Beer Terms 101
Know Your Beer and Drink It Too: Common Beer Terms and Measurements
ABV, IBU, SRM, OG, FG! No, this isn’t a late night text message from your less than sober friend, these letters actually describe the characteristics of your beer. Certain measurements including alcohol content, color, and bitterness determine what style your beer is and they are often included on beer labels to help you distinguish differences within the same style. Here are some common beer terms and measurements you should know before you crack open your next cold one.
ABV (Alcohol by Volume)
Alcohol By Volume or ABV is the amount of alcohol content in beer. ABV is calculated using measurements taken before and after beer fermentation called OG (Original Gravity) and FG (Final Gravity). ABV is equal to OG – FG x 131 and generally ranges from 4% to 10% for your standard beer styles. A low ABV is reserved for Pale Ales, Lagers, and Pilsners while higher ABV levels are found in IPAs, imperial styles, and barley wines. In comparison, alcohol in liquor is measured using a “proof” system in which the proof is double the ABV. For example, an 80 proof bottle of liquor has a 40% ABV.
Beer ABV by Style
4% to 6% – Lager, Pilsner, ESB
5% to 6.5% – Pale Ale, Porter, Stout
6.5% to 7.5% – IPA, Black IPA
7.5%+ – Imperial/Double IPA, Imperial Stout, BBA
ABW (Alcohol by Weight)
Alcohol in beer can also be measured by weight or ABW. Although the measurement is less commonly used in the US compared to ABV, you may see some ABW measurements on beer labels from time to time especially if they are imports. In order to calculate the ABV from ABW, multiply the ABW by 1.25. Conversely, if you needed to calculate the ABW from the ABV, multiply the ABV by 0.8.

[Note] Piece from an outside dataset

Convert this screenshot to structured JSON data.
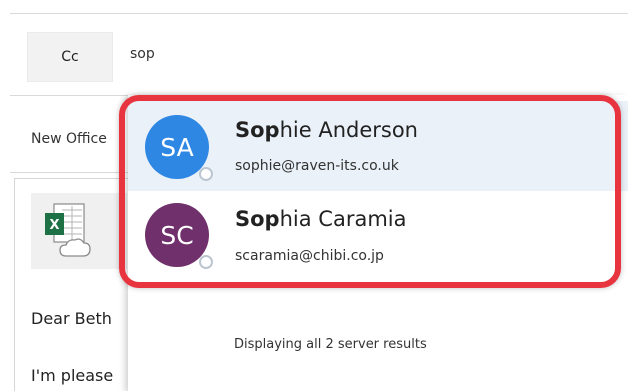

OG (Original Gravity)
OG or Original Gravity is a density measurement based on the amount of sugar in pre-fermented beer, also known as wort. Measured with a tool called a hydrometer, Original Gravity is the beginning to ultimately determine the final ABV of a beer. OG can range from 1.030 to 1.140. Low gravity beer is reserved for crisp styles like American Lagers while a high gravity beer is for malty styles like an Imperial Stout.
FG (Final Gravity)
FG or Final Gravity is a density measurement taken after beer has been fermented. Fermentation happens when yeast is added to wort. During days, weeks, or months, yeast eats the sugar and produces CO2 and alcohol, which turns the wort into beer. The OG and FG measured during this fermentation process are both used to determine the final ABV of beer. FG can range from 1.000 to 1.060.
IBU (International Bitterness Units)
International Bitterness Units or IBU is the world-standard measurement for beer bitterness. IBUs are generally based on the amount of hops in the beer and can range from 5 for American Lagers up to 100+ for styles like an Imperial IPA.
Beer IBU by Style
0 – 20 IBU – American Lager
20 – 45 IBU – Pilsner, Porter, ESB, Pale Ale
45 – 70 – Stout, IPA
50 + – Imperial IPA, Imperial Stout, Barleywine
SRM (Standard Reference Method)
The color of your beer is determined by the SRM or Standard Reference Method of measurement. The SRM is calculated by a formula from the American Society of Brewing Chemists, but all you need to know is that the numbers range from 2 for a light yellow beer such as an American Lager to 40+ for a midnight black beer like an Imperial Stout.
Beer SRM by Style
2-14 – American Lager, Pilsner, ESB, Pale Ale, IPA
15- 24 – Amber Ale, Brown Ale
24+ – Porter, Stout, Imperial Stout